Meanwhile, pressure is mounting on Turner. Fans at Jack Kent Cooke Stadium booed the coach as he left the field following each of the Skins' two home games, and last week Washington Post columnist Michael Wilbon criticized Turner's leadership skills, asserting that "there isn't enough fear of consequences at Redskin Park."
Though Turner is regarded as a nice guy and an astute play-caller, he has yet to quiet the critics who claim he does not have the necessary juice to succeed as a head coach. "If you talked to 100 coaches who knew Norv when he was an assistant at USC and with the [Los Angeles] Rams and the [Dallas] Cowboys, 75 percent of them would say they're shocked he's an NFL head coach," says a former NFL assistant coach who has worked alongside Turner. Adds Chicago Bears running backs coach Joe Brodsky, who worked with Turner in Dallas, "The guy's well-organized, bright and articulate, and he's got a great drive to be a winner. It's hard for me to believe he can't win, but obviously something's wrong."
Some Redskins say Turner has lost respect in the locker room because he has been hesitant to challenge Stubblefield and other vociferous players. Several of the Skins also complain that Turner often loses his composure during games, detracting from the flow of his well-crafted offensive game plans. And Turner, who established a reputation as a quarterback mentor by helping Troy Aikman achieve stardom with the Cowboys, has failed in that department in Washington.

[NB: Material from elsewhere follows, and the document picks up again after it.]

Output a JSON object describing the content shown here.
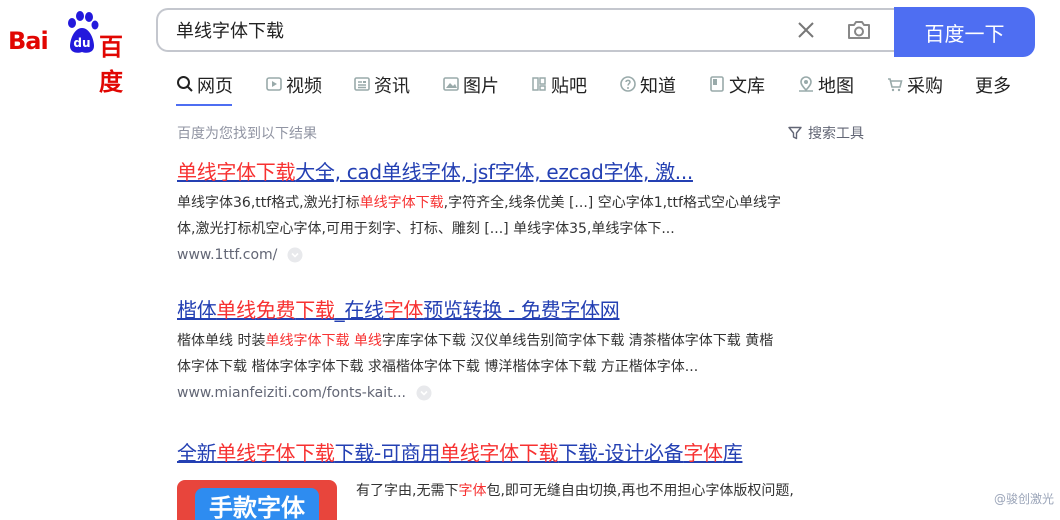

There are also rumblings from some Redskins that Washington's work ethic isn't what it ought to be. Stubblefield often exhorts teammates to pick up their effort in practice. He also gave videotapes of 49ers practices to Redskins coaches to show the staff how he believes practices should be run—shorter but more efficiently, less physical but more mentally challenging. One veteran gripes that Turner repeatedly criticizes some players on the practice field and in meetings, while the mistakes of others are ignored. "I'm going to handle situations the way I feel is best for the individual involved," Turner says.
One potentially inflammatory situation occurred last October during halftime of a 28-14 loss to the Tennessee Oilers. Upset over the Redskins' performance and that not enough passes had been thrown his way, Shepherd threw his helmet and began blasting teammates for their lack of effort. Turner tried to calm him, but Shepherd had to be ushered off by several players. Turner and Shepherd then had a private discussion, and Shepherd started the second half. The following day Turner met with Shepherd and informed him that another such outburst wouldn't be tolerated.